EXERCISE DETAILS: For each line in the records that contains "number", make a copy.

RECORD SET:
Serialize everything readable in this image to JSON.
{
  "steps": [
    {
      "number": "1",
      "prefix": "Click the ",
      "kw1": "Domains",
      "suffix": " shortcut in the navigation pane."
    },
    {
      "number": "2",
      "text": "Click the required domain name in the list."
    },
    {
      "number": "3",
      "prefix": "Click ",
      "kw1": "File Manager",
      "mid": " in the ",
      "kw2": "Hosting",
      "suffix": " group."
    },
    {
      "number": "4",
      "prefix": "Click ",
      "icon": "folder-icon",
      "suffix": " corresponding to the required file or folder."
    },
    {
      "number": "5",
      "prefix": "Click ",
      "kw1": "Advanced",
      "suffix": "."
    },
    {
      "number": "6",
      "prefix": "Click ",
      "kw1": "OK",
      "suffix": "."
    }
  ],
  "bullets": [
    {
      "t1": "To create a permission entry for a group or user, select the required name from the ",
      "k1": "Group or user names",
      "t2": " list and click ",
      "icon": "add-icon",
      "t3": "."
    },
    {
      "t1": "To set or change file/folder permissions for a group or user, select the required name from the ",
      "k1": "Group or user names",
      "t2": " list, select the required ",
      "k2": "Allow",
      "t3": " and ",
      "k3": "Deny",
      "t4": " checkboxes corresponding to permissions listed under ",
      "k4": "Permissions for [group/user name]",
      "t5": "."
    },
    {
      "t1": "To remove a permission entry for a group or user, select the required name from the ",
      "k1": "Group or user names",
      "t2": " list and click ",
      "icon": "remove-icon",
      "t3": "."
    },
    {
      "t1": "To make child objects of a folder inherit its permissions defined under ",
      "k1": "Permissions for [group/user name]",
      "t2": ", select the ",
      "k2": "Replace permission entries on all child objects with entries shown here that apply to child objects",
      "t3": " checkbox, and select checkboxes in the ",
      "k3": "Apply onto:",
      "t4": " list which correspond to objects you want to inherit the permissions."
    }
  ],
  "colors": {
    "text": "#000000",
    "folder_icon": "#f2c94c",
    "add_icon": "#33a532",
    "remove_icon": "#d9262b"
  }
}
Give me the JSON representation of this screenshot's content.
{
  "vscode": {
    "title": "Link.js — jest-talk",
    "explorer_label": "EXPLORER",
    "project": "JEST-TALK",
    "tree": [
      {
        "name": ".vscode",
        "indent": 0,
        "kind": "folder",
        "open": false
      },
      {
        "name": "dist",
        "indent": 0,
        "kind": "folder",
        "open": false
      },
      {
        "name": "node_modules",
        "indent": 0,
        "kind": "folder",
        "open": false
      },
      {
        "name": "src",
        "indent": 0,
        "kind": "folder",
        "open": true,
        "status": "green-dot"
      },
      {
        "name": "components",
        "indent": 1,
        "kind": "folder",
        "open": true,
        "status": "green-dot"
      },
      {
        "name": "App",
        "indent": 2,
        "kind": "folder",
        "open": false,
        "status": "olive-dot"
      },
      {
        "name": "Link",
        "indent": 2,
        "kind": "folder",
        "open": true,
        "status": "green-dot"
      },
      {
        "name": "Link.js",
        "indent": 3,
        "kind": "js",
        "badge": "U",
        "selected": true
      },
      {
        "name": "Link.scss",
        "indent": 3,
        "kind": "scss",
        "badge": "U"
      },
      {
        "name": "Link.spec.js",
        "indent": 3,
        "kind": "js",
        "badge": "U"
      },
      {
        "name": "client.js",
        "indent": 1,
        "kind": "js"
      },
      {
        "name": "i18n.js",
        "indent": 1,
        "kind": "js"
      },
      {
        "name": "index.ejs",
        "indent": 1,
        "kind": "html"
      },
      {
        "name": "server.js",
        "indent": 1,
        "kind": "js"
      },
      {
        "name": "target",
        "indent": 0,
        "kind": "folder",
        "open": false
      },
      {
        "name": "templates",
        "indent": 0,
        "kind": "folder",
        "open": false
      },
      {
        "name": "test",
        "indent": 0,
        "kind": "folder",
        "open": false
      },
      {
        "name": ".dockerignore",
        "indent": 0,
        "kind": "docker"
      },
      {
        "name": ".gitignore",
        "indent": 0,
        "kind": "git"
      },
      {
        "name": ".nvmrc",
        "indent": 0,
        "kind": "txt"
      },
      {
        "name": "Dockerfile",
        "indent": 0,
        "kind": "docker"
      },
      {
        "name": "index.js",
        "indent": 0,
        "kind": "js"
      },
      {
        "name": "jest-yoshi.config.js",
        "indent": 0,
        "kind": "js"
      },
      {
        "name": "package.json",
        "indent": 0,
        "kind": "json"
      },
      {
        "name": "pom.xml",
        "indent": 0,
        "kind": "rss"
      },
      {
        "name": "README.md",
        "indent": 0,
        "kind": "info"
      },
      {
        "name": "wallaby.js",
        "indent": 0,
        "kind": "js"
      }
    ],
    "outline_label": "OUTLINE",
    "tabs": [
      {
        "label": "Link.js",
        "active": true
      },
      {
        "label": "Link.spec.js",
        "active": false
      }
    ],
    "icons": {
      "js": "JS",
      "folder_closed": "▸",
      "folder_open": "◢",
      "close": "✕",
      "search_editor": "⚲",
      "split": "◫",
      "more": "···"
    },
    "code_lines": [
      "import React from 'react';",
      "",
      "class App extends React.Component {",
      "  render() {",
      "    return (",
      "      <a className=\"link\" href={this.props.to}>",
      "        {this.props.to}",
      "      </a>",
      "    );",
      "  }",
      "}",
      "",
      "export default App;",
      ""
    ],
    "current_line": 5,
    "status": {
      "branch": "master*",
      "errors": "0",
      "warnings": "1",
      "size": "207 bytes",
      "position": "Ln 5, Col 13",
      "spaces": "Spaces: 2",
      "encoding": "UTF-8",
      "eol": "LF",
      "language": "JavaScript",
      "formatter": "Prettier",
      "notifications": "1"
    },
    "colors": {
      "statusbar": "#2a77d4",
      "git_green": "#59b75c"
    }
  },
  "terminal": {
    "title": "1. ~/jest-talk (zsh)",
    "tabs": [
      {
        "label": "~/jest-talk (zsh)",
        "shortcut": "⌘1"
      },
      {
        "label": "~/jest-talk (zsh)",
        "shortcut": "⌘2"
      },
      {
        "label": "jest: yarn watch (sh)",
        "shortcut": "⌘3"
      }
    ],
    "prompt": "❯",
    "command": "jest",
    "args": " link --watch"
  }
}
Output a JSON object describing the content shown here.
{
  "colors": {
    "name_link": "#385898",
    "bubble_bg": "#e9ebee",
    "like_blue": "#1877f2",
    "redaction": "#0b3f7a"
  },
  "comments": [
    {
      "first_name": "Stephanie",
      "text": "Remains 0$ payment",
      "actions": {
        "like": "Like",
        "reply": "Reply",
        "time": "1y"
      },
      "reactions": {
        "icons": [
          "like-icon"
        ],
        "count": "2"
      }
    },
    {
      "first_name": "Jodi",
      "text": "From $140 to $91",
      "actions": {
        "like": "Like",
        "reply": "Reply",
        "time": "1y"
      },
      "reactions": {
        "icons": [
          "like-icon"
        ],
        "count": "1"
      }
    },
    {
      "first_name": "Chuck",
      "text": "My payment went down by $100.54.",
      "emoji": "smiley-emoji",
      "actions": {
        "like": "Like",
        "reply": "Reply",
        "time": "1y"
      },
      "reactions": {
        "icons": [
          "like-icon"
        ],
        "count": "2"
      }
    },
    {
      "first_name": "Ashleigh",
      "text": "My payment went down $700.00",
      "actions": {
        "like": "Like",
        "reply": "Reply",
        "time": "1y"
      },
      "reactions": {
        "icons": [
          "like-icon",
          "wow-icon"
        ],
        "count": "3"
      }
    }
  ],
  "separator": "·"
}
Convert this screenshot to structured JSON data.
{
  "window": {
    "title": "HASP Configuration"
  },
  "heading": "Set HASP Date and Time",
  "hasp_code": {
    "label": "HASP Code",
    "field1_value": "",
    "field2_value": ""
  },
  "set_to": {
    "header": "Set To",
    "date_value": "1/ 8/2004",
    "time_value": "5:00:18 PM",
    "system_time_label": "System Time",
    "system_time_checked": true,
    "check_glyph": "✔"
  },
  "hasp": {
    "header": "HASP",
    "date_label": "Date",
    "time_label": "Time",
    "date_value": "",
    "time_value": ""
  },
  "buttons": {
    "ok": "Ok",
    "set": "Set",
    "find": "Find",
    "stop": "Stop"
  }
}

COMPLETED TASK:
      "number": "1",
      "number": "2",
      "number": "3",
      "number": "4",
      "number": "5",
      "number": "6",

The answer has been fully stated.